Years ago when I first commuted to work I did so by train and then for several years by bus. I was always fascinated at how people fell asleep within inches of total strangers while commuting to or from work, because such a thing would never happen in any other setting. I would watch two people in the next row, who had never laid eyes on each other, sleeping peacefully side by side. It was fascinating – and a little creepy.
Because I am short, the tall, shall we say stocky men would seek me out as a perfect seatmate. Do you know that uncomfortable feeling when someone is just a little too close to you? Yeah, that. I constantly wanted to scream out, “According to my ticket I paid for an entire seat so you can either reimburse my train fare or stop spilling into my territory.”
Oh, and if you are close enough to spit on me when you speak? Way too close. Sometimes it feels as if we should walk around with yardsticks to set some physical boundaries, doesn’t it?
I tend to be very sensitive to the notion of personal space. (Can you tell? Perhaps I have to work on my control issues.) I hate it when my husband reads over my shoulder. While I love hugs and cuddles with my five year old, when he wants to sit smack dab next to me while I am trying to type it makes me crazy.
My other child is more like me with a need for personal space. His bedroom is his sanctuary and he gets visibly anxious in a crowd.

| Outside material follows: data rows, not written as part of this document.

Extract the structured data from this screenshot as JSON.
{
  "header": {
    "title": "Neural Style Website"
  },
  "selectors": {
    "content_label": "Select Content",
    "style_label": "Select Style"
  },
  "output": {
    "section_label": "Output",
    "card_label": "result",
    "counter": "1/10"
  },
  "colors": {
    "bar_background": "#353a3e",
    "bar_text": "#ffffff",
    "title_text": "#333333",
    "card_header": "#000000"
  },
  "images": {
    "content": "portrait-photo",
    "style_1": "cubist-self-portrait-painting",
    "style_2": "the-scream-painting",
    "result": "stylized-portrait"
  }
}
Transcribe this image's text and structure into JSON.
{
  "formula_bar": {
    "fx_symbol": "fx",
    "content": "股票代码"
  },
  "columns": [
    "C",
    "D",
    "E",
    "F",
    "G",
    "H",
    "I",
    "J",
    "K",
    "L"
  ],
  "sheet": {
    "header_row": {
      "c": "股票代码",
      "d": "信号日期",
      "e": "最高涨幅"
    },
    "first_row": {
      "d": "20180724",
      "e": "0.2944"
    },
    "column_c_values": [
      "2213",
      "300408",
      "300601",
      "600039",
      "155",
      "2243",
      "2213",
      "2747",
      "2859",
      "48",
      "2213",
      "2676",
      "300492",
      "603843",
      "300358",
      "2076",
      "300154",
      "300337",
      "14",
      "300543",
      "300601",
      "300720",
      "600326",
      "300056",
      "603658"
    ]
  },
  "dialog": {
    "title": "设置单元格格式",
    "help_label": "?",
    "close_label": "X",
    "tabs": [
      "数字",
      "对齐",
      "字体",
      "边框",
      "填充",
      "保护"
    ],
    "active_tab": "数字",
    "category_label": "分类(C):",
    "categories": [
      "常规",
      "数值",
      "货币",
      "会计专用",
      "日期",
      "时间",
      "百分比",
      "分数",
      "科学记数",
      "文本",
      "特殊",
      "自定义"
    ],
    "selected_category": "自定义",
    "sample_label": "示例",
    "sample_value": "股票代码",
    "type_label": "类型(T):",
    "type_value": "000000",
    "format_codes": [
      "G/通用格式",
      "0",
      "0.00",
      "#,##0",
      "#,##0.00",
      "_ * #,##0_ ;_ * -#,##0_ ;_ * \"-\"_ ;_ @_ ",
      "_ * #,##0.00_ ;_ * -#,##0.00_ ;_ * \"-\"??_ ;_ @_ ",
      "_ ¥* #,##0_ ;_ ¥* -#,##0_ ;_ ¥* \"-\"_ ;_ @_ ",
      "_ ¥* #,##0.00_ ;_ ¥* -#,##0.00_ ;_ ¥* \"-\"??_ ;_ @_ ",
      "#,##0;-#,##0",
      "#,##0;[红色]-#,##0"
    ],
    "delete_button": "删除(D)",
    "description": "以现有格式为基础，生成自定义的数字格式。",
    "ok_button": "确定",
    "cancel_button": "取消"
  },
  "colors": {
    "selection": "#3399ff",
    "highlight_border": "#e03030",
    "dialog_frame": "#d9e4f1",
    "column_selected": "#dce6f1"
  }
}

I have been reading up on this and that uncomfortable feeling when someone is too close comes from a region of the brain called the amygdalae. It is the area which controls sensory modalities such as fear. A study of the amygdalae shows that humans are predisposed to be wary of and fend off close human contact with strangers.
Social norms regarding personal space vary by region and culture. People who live in more heavily populated societies, especially in the eastern hemisphere, appear to be more physically tolerant of close contact with others.
I only have one tip to offer as someone who prefers some physical space. When I meet someone for the first time, rather than standing with my feet next to one another, I stand with one foot slightly in front of the other. This way I can subconsciously lean my weight onto my back leg if I need more space without the other person taking a step closer.